Price index drops slightly
Home prices fell slightly in November as colder weather slowed buying, ending nine straight months of price gains, according to an index in 20 large metropolitan areas.
Despite the overall decline in the Standard & Poor’s/Case-Shiller report, prices in nine areas recorded positive monthly returns; of the nine, Boston and Cleveland were the only cities not in the Sun Belt.
The index shows prices in the Cleveland area ticked up 0.3 percent from October to November. Prices grew 6 percent in the Cleveland area from November 2012 to November 2013.
Overall, home prices in the 20 top cities slipped 0.1 percent from October to November, partly reversing the previous monthly increase of 0.2 percent. But the index is not adjusted for seasonal variations, so the monthly decline partly reflects slower buying in the late fall as temperatures drop.
AT&T beats forecasts
AT&T posted stronger-than-expected earnings for the final quarter of 2013, helped by higher revenue from mobile and Internet service subscribers.
The company said it earned $6.9 billion, or $1.31 per share, in the October-December period. That’s up from a loss of $3.8 billion, or 68 cents per share, in the same period a year earlier.
The latest quarter’s results included a pension-related gain of $7.6 billion, tax expenses and other items. Adjusted earnings were 53 cents per share in the latest quarter, beating analysts’ expectations by 2 cents.
Revenue rose 2 percent to $33.2 billion from $32.6 billion.
According to research firm FactSet, analysts on average were expecting revenue of $33.1 billion.
Dow gains 90 points
The Standard & Poor’s 500 index rose 10.94 points in Tuesday trading, or 0.6 percent, to 1,792.50. The Dow Jones industrial average gained 90.68 points, or 0.6 percent, to 15,928.56. The Nasdaq composite climbed 14.35 points, or 0.4 percent, to 4,097.96. Nine of the 10 sectors that make up the S&P 500 index rose. Health care and financial stocks were the two best-performing sectors. The technology sector was the only one to fall. Apple slumped $44, or 8 percent, to $506.50 after the company’s first-quarter results released late Monday disappointed investors. First-quarter shipments of iPhones were below expectations, reinforcing perceptions that Apple is now mostly selling its mobile devices to repeat customers who are upgrading, instead of reeling in new customers. Apple also provided a cautious second-quarter revenue forecast.
Durable goods orders drop
Businesses cut back sharply on their orders for long-lasting manufactured goods in December with a key category that signals investment plans falling by the biggest amount in five months. Orders for durable goods fell 4.3 percent in December compared with November, when orders had risen 2.6 percent, the Commerce Department reported. The weakness was led by a big 17.5 percent drop in the volatile category of commercial aircraft.

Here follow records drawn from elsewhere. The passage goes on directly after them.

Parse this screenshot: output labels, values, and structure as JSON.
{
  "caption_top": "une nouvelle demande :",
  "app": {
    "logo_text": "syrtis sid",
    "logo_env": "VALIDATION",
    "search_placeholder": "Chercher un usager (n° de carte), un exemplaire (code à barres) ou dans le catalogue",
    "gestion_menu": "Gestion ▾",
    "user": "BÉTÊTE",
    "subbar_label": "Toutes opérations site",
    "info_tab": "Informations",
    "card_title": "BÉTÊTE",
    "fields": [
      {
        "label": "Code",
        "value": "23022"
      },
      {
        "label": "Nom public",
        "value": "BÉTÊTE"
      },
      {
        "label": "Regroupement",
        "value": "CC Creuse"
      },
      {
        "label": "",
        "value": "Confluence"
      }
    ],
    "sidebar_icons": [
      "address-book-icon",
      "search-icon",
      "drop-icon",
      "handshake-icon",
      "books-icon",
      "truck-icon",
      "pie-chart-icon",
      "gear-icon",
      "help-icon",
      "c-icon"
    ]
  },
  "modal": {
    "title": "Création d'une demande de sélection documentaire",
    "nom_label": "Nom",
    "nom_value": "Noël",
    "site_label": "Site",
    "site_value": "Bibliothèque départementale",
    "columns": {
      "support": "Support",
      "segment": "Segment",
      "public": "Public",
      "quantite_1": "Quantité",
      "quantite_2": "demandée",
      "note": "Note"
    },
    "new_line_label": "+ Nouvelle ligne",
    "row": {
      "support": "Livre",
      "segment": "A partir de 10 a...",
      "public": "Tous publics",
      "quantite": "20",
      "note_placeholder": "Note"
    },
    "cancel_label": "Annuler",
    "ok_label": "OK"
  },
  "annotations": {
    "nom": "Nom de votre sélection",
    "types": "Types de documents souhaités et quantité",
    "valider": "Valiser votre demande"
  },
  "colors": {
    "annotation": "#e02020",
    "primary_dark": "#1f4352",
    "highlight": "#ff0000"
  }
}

J.C. Penney on defensive
J.C. Penney is bolstering its shareholder rights plan, or “poison pill” — typically an effort to thwart takeover attempts. The shareholder rights plan can now be put into effect if an individual or group acquires 4.9 percent or more of its outstanding stock. That’s down from a 10 percent threshold. The corporate defense strategy allows existing shareholders to buy more shares at a very low price if that occurs. Penney said the purpose of lowering the threshold is to protect its ability to use certain funds that can be used for tax benefits. The Plano, Texas-based department store chain is cutting jobs and closing stores in an effort to return to profitability.
Shareholder has demands
Cliffs Natural Resources Inc. of Cleveland shareholder Casablanca Capital LP urged the biggest U.S. iron-ore producer to spin off foreign assets and double its dividend.
Compiled from staff and wire reports.